The simplest and most effective treatment possible is...descending! If you are having trouble with altitude then head downwards, it really can be that simple. Descend as far as you can and as quickly as you can. Generally the symptoms of AMS will subside once you reach a higher air pressure.
Getting to a lower altitude is a highly effective way of dealing with altitude sickness and should be done immediately if you are concerned about your, or a member of your parties health. Do not try to be brave and simply push ahead....altitude sickness can kill! The only reason you should not descend is if the weather, darkness or other variable make it too unsafe for you to travel, but do head down as your first opportunity.
There are a number of medications that can alleviate and, to a degree, treat altitude sickness but these should not be used without proper medical advice from a doctor who can properly prescribe the drugs to you. In addition there are some herbal and natural remedies (such as chlorophyll extract) that some people believe can help prepare you body for high altitude but it would be up to you to decide if these are for you or not.
Another method of treating altitude sickness, in the short term, is a Hyperbaric Chamber. These are available from specialist stockists and are essentially a large inflatable bag that one person can fit inside. The air pressure on the inside of the bag can be increased to allow the person on the inside to experience normal air pressure. This should alleviate the effects of low pressure and has the same effect as descending as the ill person will experience higher air pressure. However, generally this device can only be used for short periods as the person cannot stand up or walk, or perform many tasks whilst inside the chamber.
Hyperbaric chambers are particularly useful if you are stuck in a place where you cannot safely descend and it can allow you to treat the person for a while until it is safe to move down to a lower altitude.
THE TOP OF THE WORLD
There does exist an altitude above which it is thought to be impossible for humans to survive at without wearing oxygen masks. 8,000 metres (26,247 feet) and above is classed as the Death Zone as the air pressure is simply too low for humans to get enough oxygen to keep them alive.

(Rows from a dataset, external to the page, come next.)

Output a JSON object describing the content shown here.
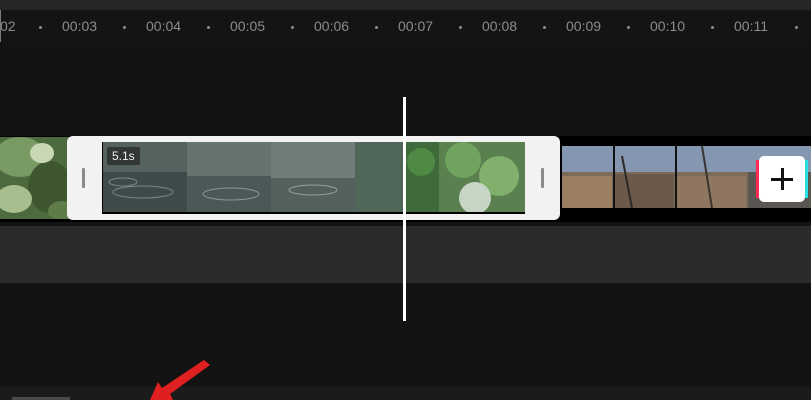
{
  "timeline": {
    "ruler_ticks": [
      "02",
      "00:03",
      "00:04",
      "00:05",
      "00:06",
      "00:07",
      "00:08",
      "00:09",
      "00:10",
      "00:11"
    ],
    "playhead_position": "00:07"
  },
  "selected_clip": {
    "duration_label": "5.1s"
  },
  "add_clip_button": {
    "label": "+"
  },
  "colors": {
    "background": "#121212",
    "selection_frame": "#f2f2f2",
    "playhead": "#ffffff",
    "annotation_arrow": "#e02020",
    "add_button_accent_left": "#ff2a55",
    "add_button_accent_right": "#27e0e6"
  },
  "icons": [
    "trim-handle-left-icon",
    "trim-handle-right-icon",
    "plus-icon",
    "annotation-arrow-icon"
  ]
}
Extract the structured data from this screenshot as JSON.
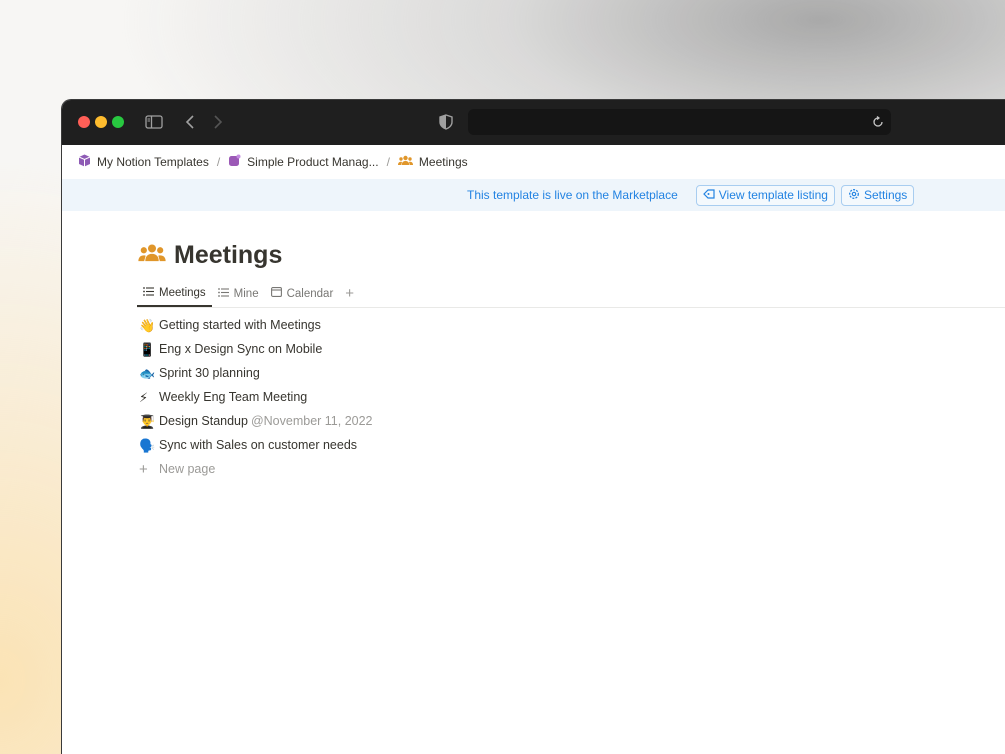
{
  "breadcrumb": [
    {
      "icon": "notion-cube-icon",
      "label": "My Notion Templates"
    },
    {
      "icon": "purple-app-icon",
      "label": "Simple Product Manag..."
    },
    {
      "icon": "people-icon",
      "label": "Meetings"
    }
  ],
  "breadcrumb_separator": "/",
  "banner": {
    "text": "This template is live on the Marketplace",
    "listing_label": "View template listing",
    "settings_label": "Settings"
  },
  "page": {
    "title": "Meetings",
    "icon": "people-icon",
    "icon_color": "#e0962a"
  },
  "tabs": [
    {
      "label": "Meetings",
      "icon": "list-icon",
      "active": true
    },
    {
      "label": "Mine",
      "icon": "list-icon",
      "active": false
    },
    {
      "label": "Calendar",
      "icon": "calendar-icon",
      "active": false
    }
  ],
  "tab_add": "+",
  "items": [
    {
      "emoji": "👋",
      "title": "Getting started with Meetings",
      "date": ""
    },
    {
      "emoji": "📱",
      "title": "Eng x Design Sync on Mobile",
      "date": ""
    },
    {
      "emoji": "🐟",
      "title": "Sprint 30 planning",
      "date": ""
    },
    {
      "emoji": "⚡",
      "title": "Weekly Eng Team Meeting",
      "date": ""
    },
    {
      "emoji": "👨‍🎓",
      "title": "Design Standup",
      "date": "@November 11, 2022"
    },
    {
      "emoji": "🗣️",
      "title": "Sync with Sales on customer needs",
      "date": ""
    }
  ],
  "new_page": {
    "icon": "+",
    "label": "New page"
  },
  "colors": {
    "accent": "#2383e2",
    "banner_bg": "#eef5fb",
    "titlebar": "#1f1f1f",
    "text": "#37352f"
  }
}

Mountaineers do frequently climb this high but supplementary oxygen in the form of a tank and a mask is always required. Climbing into the death zone should only be undertaken by very experienced and well trained persons, or those under close guidance by trained professionals. It is not possible to fully acclimatise at these altitude regardless of the length of time spent on these extreme elevations.
As pressure decreases with altitude there is another noticeable effect and this is on your food and drink. At lower air pressures, the water (liquid) molecules can turn to steam (gas) much easier and require less energy to do so. Therefore, water boils at increasingly lower temperatures the higher you go. Whilst this might seem trivial it is important as food will take much longer to cook and you should be prepared to have more fuel for your stove with you than you would normally require at low altitude. In the unlikely event that you are trying to purify water by boiling it at high altitude you should know that water will probably not get hot enough to have the desired bug killing effect. It also means that making the perfect cup of tea is a real challenge as the water never gets hot enough!
The effects of high to extreme altitude can have mild to very serious effects and it should not be ignored or overlooked. If you are travelling to a high place, ensure you are properly prepared for the effects and allow yourself time to adjust with each new altitude that you go to. Travel upwards as slowly as possible and keep a look out for signs of Cerebral Oedema and Pulmonary Oedeme and descend if you think yourself or a member of your group has these conditions.
Professional training and experience is very important so you can fully understand the effect low air pressure will have on you, make adjustments when required, and treat those who become ill.
Altitude can be serious fun but has serious potential dangers...stay safe; adventure is much more fun when you’re alive!